Source material:
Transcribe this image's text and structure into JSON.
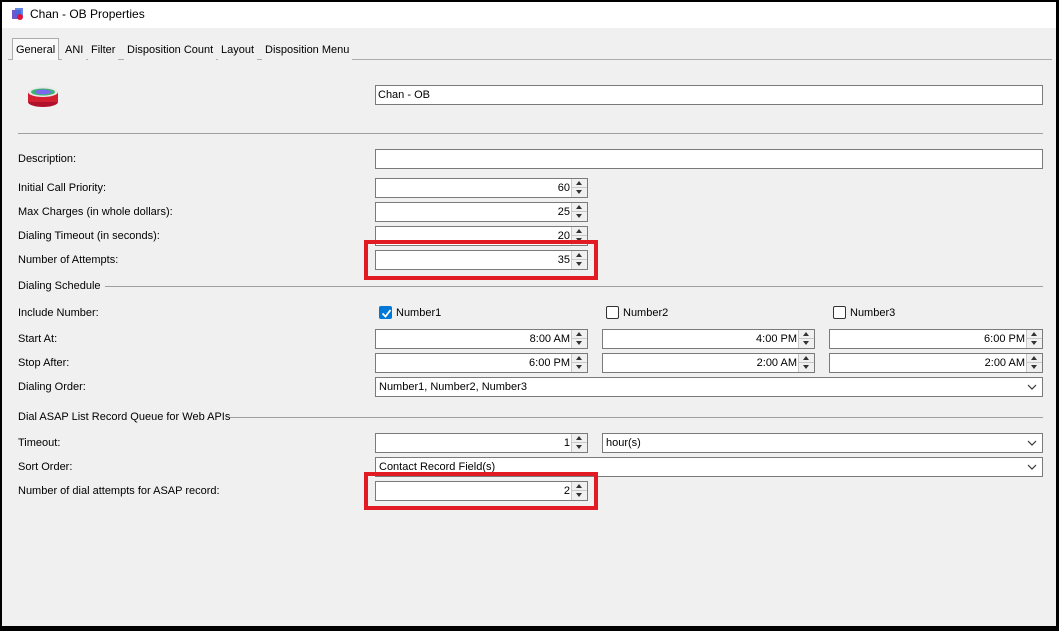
{
  "window": {
    "title": "Chan - OB Properties"
  },
  "tabs": [
    "General",
    "ANI",
    "Filter",
    "Disposition Count",
    "Layout",
    "Disposition Menu"
  ],
  "general": {
    "name_value": "Chan - OB",
    "description_label": "Description:",
    "description_value": "",
    "initial_priority": {
      "label": "Initial Call Priority:",
      "value": "60"
    },
    "max_charges": {
      "label": "Max Charges (in whole dollars):",
      "value": "25"
    },
    "dialing_timeout": {
      "label": "Dialing Timeout (in seconds):",
      "value": "20"
    },
    "num_attempts": {
      "label": "Number of Attempts:",
      "value": "35"
    }
  },
  "schedule": {
    "heading": "Dialing Schedule",
    "include_label": "Include Number:",
    "numbers": [
      {
        "label": "Number1",
        "checked": true
      },
      {
        "label": "Number2",
        "checked": false
      },
      {
        "label": "Number3",
        "checked": false
      }
    ],
    "start_label": "Start At:",
    "start_times": [
      "8:00 AM",
      "4:00 PM",
      "6:00 PM"
    ],
    "stop_label": "Stop After:",
    "stop_times": [
      "6:00 PM",
      "2:00 AM",
      "2:00 AM"
    ],
    "order_label": "Dialing Order:",
    "order_value": "Number1, Number2, Number3"
  },
  "asap": {
    "heading": "Dial ASAP List Record Queue for Web APIs",
    "timeout_label": "Timeout:",
    "timeout_value": "1",
    "timeout_unit": "hour(s)",
    "sort_label": "Sort Order:",
    "sort_value": "Contact Record Field(s)",
    "attempts_label": "Number of dial attempts for ASAP record:",
    "attempts_value": "2"
  },
  "colors": {
    "highlight": "#e21a23",
    "checkbox_on": "#0078d7"
  }
}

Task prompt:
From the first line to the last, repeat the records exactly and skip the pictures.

Worked solution:
Transcribe this image's text and structure into JSON.
{
  "window": {
    "title": "Chan - OB Properties"
  },
  "tabs": [
    "General",
    "ANI",
    "Filter",
    "Disposition Count",
    "Layout",
    "Disposition Menu"
  ],
  "general": {
    "name_value": "Chan - OB",
    "description_label": "Description:",
    "description_value": "",
    "initial_priority": {
      "label": "Initial Call Priority:",
      "value": "60"
    },
    "max_charges": {
      "label": "Max Charges (in whole dollars):",
      "value": "25"
    },
    "dialing_timeout": {
      "label": "Dialing Timeout (in seconds):",
      "value": "20"
    },
    "num_attempts": {
      "label": "Number of Attempts:",
      "value": "35"
    }
  },
  "schedule": {
    "heading": "Dialing Schedule",
    "include_label": "Include Number:",
    "numbers": [
      {
        "label": "Number1",
        "checked": true
      },
      {
        "label": "Number2",
        "checked": false
      },
      {
        "label": "Number3",
        "checked": false
      }
    ],
    "start_label": "Start At:",
    "start_times": [
      "8:00 AM",
      "4:00 PM",
      "6:00 PM"
    ],
    "stop_label": "Stop After:",
    "stop_times": [
      "6:00 PM",
      "2:00 AM",
      "2:00 AM"
    ],
    "order_label": "Dialing Order:",
    "order_value": "Number1, Number2, Number3"
  },
  "asap": {
    "heading": "Dial ASAP List Record Queue for Web APIs",
    "timeout_label": "Timeout:",
    "timeout_value": "1",
    "timeout_unit": "hour(s)",
    "sort_label": "Sort Order:",
    "sort_value": "Contact Record Field(s)",
    "attempts_label": "Number of dial attempts for ASAP record:",
    "attempts_value": "2"
  },
  "colors": {
    "highlight": "#e21a23",
    "checkbox_on": "#0078d7"
  }
}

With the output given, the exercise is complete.